* Task objective:
In the entries that follow, find every line containing "label" and copy it.

* The data:
>>>
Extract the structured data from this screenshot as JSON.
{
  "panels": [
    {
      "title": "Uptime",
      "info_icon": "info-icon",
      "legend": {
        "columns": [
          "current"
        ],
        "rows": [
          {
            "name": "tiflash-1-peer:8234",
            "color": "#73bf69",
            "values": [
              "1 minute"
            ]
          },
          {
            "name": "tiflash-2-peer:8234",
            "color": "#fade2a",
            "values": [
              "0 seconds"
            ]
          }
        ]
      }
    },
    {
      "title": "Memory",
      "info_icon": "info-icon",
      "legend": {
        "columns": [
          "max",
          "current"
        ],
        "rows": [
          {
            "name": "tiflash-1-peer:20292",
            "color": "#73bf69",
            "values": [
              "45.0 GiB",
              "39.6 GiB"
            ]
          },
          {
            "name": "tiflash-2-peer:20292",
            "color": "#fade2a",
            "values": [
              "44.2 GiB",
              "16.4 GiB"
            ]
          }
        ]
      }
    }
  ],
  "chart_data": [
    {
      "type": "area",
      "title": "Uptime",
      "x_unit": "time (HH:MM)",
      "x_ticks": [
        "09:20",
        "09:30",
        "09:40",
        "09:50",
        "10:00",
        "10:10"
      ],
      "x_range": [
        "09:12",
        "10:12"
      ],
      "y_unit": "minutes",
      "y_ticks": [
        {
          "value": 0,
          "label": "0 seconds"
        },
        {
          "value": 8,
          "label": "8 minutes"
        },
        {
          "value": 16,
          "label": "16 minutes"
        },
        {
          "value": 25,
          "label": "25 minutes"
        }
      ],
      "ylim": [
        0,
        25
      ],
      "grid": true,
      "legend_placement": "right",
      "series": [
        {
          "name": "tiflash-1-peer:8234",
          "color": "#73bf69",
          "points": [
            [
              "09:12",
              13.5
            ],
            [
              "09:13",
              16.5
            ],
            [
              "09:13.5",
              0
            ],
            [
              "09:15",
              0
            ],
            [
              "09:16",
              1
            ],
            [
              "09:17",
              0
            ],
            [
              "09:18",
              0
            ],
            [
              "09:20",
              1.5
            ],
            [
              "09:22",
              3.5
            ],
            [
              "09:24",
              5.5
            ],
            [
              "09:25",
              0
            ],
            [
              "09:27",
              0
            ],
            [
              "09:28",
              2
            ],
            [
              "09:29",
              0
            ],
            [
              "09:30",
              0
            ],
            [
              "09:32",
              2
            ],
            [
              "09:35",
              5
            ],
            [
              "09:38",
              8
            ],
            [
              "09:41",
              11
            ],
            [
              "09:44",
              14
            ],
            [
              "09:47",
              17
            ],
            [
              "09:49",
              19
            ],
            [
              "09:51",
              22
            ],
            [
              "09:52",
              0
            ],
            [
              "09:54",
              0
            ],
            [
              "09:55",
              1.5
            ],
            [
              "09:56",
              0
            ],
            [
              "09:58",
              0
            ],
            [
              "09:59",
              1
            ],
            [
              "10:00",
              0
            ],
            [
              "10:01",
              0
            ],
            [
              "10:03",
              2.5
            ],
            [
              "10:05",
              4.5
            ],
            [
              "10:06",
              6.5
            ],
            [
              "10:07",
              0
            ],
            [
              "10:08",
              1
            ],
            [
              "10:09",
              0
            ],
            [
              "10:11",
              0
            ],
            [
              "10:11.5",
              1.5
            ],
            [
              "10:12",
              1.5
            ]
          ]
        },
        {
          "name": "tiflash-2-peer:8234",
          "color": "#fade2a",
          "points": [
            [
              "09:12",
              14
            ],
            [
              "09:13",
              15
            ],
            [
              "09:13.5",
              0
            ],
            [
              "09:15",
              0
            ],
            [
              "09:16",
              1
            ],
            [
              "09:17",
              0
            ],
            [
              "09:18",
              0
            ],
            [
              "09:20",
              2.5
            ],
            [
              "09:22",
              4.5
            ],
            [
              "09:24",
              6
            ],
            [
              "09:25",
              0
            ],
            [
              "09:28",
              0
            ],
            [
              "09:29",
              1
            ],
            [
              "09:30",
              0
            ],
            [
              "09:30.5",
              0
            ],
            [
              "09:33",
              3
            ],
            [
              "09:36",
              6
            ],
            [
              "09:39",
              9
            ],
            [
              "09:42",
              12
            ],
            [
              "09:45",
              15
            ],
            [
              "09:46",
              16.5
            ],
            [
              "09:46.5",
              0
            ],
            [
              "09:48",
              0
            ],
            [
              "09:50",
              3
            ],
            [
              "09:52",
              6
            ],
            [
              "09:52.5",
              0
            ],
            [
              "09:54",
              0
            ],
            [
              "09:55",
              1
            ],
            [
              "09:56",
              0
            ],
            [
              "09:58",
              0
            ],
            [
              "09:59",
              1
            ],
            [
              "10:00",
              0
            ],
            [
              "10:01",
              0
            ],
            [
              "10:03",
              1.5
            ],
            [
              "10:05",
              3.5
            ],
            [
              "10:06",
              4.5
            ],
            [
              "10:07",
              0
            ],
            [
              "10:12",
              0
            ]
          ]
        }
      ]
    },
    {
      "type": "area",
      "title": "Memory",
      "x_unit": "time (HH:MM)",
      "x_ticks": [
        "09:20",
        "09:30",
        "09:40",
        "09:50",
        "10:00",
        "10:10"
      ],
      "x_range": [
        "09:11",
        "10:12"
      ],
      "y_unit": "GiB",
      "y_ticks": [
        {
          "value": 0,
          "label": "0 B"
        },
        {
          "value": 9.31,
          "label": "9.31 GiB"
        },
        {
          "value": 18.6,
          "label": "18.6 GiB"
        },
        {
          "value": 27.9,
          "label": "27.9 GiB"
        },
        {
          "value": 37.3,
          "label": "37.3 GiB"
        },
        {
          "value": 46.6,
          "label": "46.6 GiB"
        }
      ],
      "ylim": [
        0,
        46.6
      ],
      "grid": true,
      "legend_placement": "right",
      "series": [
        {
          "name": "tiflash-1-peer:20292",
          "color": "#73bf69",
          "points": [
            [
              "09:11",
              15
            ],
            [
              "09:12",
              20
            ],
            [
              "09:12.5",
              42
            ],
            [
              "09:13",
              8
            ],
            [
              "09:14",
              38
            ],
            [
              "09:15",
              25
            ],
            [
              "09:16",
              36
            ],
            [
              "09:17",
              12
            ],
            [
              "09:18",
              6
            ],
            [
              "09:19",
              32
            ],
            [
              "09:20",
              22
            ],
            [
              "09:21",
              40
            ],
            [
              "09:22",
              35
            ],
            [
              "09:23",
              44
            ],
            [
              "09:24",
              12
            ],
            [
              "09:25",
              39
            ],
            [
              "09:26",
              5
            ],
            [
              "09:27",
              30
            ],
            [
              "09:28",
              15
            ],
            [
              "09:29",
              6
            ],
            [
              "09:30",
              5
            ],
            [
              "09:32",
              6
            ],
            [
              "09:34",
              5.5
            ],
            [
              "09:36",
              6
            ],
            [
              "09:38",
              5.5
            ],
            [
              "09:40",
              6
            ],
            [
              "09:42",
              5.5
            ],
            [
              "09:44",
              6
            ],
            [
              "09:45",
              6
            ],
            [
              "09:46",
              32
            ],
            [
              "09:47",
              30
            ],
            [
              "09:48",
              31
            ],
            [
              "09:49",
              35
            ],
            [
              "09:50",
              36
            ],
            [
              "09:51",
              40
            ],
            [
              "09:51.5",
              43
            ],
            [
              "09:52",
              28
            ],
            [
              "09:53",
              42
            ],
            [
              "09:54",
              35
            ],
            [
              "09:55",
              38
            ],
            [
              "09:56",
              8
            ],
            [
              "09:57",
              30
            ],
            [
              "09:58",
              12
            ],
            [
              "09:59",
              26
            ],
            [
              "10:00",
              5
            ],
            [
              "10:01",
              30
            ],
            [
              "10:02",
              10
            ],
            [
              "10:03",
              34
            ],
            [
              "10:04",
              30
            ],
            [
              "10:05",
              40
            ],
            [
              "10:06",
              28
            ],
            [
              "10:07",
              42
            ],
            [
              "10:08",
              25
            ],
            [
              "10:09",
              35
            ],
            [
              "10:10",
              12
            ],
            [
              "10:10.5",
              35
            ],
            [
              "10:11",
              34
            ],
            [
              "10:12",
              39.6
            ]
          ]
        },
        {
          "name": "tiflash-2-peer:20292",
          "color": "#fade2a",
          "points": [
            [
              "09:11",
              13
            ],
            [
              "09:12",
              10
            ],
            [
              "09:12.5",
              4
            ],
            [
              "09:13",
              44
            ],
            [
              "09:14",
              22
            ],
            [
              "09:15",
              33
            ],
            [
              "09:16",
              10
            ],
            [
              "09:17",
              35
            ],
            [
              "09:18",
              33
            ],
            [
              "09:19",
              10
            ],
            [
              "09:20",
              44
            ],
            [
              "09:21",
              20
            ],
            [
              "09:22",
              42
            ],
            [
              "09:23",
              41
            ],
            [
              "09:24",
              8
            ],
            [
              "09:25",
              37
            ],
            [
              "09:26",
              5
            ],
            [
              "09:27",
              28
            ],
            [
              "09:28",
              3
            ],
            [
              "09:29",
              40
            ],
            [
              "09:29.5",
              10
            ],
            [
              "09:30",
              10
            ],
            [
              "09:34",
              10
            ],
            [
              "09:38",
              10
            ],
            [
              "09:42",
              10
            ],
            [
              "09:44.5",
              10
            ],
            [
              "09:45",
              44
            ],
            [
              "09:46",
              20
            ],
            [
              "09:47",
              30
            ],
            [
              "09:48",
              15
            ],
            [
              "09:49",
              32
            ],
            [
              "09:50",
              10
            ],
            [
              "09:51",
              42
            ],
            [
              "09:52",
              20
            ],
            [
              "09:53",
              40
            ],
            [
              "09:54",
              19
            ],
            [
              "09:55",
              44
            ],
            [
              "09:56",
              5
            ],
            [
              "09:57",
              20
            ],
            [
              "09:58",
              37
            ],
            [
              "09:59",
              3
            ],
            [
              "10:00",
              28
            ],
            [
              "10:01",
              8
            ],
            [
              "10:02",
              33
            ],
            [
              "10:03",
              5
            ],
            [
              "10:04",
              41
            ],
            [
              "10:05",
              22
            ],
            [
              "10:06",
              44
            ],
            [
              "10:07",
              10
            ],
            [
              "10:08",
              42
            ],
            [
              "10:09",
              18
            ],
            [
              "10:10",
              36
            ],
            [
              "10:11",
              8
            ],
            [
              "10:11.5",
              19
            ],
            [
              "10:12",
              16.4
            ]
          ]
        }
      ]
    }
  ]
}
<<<
* Response:
          "label": "0 seconds"
          "label": "8 minutes"
          "label": "16 minutes"
          "label": "25 minutes"
          "label": "0 B"
          "label": "9.31 GiB"
          "label": "18.6 GiB"
          "label": "27.9 GiB"
          "label": "37.3 GiB"
          "label": "46.6 GiB"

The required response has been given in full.